#### Data in this exercise ####

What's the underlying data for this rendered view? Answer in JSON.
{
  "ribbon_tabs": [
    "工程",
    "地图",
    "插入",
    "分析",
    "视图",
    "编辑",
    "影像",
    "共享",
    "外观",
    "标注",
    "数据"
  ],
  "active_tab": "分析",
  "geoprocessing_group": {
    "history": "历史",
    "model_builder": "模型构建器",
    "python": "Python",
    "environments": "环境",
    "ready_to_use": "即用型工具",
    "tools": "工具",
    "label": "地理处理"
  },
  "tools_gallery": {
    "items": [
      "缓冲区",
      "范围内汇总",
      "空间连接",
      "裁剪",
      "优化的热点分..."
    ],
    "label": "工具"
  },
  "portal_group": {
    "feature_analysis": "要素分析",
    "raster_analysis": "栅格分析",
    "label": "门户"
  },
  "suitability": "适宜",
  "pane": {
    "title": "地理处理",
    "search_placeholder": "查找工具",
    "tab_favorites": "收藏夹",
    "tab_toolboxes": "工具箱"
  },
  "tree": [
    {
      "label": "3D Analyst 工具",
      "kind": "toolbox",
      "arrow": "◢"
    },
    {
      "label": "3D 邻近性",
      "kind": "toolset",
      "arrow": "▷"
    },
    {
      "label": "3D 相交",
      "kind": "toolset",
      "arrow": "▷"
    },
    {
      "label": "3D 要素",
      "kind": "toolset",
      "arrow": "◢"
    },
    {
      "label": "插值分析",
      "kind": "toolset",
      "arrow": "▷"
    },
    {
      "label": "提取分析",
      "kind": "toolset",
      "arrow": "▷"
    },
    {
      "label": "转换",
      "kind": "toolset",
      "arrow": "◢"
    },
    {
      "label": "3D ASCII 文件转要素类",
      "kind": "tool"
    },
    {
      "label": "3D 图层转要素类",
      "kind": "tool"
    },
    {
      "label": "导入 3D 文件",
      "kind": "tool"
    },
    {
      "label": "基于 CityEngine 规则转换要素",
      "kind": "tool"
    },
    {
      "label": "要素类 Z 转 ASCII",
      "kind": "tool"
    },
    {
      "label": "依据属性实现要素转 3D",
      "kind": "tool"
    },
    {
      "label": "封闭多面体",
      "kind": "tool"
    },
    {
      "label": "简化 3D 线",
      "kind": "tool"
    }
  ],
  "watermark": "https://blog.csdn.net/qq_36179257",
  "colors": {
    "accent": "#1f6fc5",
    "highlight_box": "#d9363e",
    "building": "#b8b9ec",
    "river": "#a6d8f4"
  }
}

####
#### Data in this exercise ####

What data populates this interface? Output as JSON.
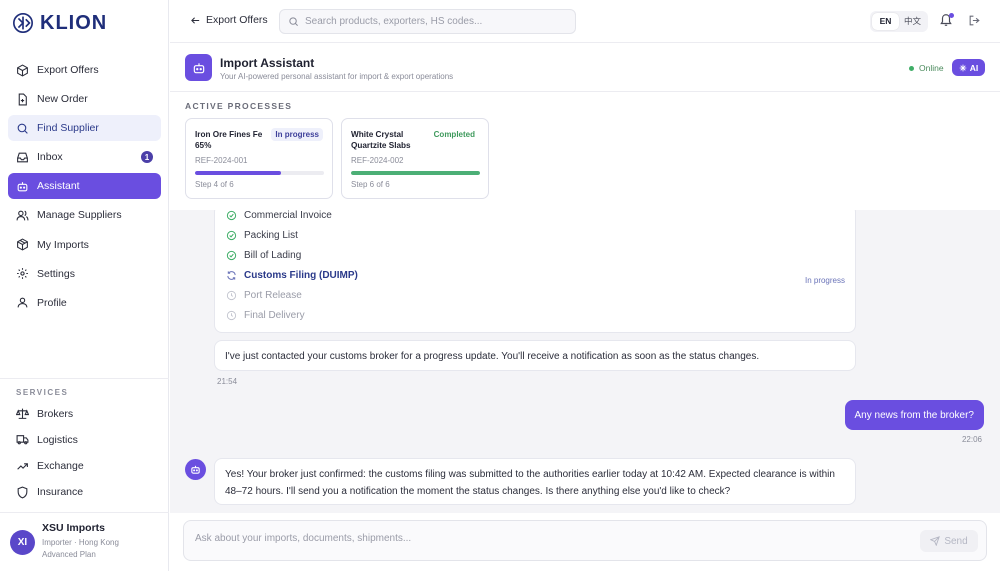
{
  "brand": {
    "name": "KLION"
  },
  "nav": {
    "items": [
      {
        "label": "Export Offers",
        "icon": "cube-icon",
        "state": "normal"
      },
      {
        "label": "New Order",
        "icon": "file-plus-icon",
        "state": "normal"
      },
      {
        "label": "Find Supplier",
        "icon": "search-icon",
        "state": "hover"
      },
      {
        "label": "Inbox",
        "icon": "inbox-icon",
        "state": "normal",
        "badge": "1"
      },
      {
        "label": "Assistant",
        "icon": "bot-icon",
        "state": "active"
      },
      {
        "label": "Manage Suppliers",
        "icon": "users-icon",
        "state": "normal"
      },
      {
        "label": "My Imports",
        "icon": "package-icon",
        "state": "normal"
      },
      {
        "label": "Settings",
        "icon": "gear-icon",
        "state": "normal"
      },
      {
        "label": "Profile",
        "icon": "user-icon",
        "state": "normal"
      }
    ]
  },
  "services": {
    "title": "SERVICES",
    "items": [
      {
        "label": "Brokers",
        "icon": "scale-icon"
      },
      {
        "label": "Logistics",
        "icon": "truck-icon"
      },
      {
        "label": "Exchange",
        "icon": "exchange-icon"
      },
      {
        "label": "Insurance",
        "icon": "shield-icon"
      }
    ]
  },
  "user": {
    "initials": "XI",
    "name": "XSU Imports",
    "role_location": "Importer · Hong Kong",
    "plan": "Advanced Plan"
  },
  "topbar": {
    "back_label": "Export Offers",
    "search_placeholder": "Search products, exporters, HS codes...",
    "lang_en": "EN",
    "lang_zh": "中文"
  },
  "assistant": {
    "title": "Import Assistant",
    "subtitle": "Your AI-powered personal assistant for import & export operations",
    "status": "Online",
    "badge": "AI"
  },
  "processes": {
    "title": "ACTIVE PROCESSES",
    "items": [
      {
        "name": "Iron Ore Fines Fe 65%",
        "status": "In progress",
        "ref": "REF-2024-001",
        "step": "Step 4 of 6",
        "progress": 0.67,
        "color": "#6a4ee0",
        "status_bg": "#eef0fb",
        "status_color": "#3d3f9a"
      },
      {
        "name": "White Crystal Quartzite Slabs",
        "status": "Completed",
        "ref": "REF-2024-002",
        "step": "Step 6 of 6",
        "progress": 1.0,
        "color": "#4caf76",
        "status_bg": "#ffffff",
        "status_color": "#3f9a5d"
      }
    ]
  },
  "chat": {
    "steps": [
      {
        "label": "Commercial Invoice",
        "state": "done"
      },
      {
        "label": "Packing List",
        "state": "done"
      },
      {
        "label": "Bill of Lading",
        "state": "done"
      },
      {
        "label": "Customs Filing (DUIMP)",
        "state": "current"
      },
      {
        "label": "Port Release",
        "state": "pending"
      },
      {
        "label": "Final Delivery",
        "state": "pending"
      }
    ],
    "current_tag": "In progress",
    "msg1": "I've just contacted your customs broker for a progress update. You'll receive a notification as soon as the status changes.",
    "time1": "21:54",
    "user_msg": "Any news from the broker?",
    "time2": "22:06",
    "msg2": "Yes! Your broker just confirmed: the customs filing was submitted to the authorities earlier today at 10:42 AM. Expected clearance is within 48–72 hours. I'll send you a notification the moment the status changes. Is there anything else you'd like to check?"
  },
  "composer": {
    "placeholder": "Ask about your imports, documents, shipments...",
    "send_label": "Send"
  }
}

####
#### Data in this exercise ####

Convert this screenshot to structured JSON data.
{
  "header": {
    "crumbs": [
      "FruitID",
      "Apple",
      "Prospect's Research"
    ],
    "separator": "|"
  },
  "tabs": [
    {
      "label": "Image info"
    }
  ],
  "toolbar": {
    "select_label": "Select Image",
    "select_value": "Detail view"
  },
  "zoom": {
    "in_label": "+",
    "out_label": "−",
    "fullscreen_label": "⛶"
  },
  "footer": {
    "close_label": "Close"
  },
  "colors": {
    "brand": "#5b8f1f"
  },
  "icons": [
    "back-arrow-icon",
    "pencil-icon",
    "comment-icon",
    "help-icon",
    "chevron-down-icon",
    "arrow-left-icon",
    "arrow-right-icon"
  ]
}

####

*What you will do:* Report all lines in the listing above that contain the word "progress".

*Task result:*
        "status": "In progress",
        "progress": 0.67,
        "progress": 1.0,
    "current_tag": "In progress",
    "msg1": "I've just contacted your customs broker for a progress update. You'll receive a notification as soon as the status changes.",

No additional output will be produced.